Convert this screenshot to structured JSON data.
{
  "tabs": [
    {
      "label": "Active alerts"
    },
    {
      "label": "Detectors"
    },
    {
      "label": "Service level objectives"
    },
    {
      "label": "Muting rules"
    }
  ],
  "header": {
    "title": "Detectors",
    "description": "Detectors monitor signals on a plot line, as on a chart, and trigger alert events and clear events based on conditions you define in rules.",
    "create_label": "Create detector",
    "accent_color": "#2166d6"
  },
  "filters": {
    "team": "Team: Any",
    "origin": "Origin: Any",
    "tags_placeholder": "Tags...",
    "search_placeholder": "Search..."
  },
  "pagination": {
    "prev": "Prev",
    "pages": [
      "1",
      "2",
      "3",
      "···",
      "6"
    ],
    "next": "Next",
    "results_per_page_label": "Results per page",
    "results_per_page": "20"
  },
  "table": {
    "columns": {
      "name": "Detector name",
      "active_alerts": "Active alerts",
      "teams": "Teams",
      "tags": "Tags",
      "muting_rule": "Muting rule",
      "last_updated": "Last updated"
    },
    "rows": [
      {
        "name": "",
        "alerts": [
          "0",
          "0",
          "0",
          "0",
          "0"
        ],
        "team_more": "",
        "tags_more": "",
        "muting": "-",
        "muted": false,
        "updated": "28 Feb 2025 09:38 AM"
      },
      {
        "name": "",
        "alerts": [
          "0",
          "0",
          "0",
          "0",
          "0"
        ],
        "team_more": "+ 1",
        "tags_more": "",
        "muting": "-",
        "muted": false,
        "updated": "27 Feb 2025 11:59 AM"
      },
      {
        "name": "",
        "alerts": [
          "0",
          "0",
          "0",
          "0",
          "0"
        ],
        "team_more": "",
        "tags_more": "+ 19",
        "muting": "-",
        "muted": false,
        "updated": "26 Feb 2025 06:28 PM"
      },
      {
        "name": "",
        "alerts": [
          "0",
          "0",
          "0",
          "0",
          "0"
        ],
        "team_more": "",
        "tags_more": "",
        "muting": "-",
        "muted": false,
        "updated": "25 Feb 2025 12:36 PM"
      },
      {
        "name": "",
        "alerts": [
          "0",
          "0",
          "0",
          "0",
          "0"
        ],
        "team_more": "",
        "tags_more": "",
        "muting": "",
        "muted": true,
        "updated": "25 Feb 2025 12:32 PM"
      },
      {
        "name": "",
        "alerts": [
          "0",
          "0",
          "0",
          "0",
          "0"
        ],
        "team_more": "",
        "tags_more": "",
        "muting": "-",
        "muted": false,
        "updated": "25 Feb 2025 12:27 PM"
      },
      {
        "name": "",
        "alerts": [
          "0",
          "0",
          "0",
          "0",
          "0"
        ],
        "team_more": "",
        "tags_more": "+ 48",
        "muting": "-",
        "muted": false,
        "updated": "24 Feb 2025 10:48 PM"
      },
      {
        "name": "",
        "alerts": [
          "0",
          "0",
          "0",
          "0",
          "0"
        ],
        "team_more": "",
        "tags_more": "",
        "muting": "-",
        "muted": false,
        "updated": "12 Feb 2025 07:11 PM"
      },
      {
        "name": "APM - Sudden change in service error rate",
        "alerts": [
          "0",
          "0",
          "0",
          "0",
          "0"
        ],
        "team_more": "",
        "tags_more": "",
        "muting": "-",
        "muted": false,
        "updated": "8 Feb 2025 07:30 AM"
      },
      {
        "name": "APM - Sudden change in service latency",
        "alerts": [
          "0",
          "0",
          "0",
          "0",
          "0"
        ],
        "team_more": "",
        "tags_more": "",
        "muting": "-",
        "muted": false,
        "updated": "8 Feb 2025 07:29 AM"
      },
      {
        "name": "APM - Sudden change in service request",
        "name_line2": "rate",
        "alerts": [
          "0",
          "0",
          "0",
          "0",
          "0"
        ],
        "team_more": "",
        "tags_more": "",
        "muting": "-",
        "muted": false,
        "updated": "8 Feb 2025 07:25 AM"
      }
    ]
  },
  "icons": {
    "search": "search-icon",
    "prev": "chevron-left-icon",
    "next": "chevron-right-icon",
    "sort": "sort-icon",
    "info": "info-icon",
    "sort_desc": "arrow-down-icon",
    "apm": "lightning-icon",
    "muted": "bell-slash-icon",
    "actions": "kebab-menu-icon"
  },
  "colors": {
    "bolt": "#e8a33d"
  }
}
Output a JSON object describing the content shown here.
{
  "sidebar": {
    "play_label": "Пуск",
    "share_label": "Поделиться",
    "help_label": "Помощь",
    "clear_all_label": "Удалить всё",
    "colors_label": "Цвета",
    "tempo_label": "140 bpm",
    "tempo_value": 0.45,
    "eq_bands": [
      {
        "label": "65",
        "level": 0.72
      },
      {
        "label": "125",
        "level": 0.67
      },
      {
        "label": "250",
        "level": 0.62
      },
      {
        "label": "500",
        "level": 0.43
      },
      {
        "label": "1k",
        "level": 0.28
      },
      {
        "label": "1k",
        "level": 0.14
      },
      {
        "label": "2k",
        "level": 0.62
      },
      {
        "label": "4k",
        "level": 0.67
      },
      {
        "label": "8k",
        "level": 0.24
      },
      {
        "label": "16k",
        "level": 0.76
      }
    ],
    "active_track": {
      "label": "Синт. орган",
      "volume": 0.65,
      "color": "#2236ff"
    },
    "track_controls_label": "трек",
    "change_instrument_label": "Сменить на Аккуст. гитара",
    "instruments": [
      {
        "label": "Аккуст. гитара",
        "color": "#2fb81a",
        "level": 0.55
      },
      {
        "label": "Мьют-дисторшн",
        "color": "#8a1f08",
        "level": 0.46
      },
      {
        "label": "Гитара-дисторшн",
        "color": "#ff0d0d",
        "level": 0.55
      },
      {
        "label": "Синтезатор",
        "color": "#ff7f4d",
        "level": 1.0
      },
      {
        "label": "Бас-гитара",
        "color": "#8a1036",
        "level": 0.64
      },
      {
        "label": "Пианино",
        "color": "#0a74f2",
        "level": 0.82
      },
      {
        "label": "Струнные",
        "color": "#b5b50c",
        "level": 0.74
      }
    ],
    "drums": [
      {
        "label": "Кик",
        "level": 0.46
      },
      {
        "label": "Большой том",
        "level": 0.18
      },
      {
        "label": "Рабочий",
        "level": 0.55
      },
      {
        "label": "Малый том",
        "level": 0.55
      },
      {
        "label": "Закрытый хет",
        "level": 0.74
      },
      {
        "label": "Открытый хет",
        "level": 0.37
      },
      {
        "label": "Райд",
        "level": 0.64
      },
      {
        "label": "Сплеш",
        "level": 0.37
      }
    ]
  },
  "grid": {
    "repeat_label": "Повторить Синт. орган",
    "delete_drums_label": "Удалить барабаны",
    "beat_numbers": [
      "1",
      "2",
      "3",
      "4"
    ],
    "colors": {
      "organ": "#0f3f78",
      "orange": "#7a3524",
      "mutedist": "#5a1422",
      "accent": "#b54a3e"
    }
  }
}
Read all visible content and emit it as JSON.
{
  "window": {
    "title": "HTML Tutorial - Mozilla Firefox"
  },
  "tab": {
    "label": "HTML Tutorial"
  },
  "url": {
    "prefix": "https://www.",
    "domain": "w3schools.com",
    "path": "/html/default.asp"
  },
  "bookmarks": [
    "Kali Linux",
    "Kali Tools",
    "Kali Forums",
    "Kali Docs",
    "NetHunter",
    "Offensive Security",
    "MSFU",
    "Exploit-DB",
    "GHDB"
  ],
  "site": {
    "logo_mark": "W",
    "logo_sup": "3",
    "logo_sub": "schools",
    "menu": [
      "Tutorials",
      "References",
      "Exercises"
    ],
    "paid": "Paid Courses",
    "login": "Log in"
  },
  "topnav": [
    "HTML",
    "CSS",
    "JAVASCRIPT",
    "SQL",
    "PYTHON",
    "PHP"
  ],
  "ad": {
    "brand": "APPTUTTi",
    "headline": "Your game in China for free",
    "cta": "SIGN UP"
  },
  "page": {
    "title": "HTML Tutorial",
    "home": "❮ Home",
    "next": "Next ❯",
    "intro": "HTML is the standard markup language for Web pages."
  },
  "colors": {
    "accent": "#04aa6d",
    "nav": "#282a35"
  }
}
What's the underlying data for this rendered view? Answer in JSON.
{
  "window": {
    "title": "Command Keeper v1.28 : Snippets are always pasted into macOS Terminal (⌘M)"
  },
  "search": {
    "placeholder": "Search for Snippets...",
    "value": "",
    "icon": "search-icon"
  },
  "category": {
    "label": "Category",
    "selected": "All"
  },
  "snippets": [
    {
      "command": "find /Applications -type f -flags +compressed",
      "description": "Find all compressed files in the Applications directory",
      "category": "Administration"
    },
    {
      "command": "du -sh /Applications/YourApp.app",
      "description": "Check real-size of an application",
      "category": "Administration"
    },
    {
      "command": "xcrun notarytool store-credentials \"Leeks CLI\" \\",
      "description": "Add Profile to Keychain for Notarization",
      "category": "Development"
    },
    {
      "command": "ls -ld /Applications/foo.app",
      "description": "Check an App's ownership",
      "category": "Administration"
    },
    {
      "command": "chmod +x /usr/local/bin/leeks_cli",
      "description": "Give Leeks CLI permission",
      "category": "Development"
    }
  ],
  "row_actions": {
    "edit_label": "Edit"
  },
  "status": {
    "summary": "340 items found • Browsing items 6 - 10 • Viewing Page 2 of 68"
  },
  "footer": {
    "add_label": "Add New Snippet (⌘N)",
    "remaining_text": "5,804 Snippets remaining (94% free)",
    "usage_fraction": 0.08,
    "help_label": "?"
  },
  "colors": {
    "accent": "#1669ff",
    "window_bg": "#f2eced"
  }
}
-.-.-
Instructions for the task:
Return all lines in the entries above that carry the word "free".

Answer space:
    "headline": "Your game in China for free",
    "remaining_text": "5,804 Snippets remaining (94% free)",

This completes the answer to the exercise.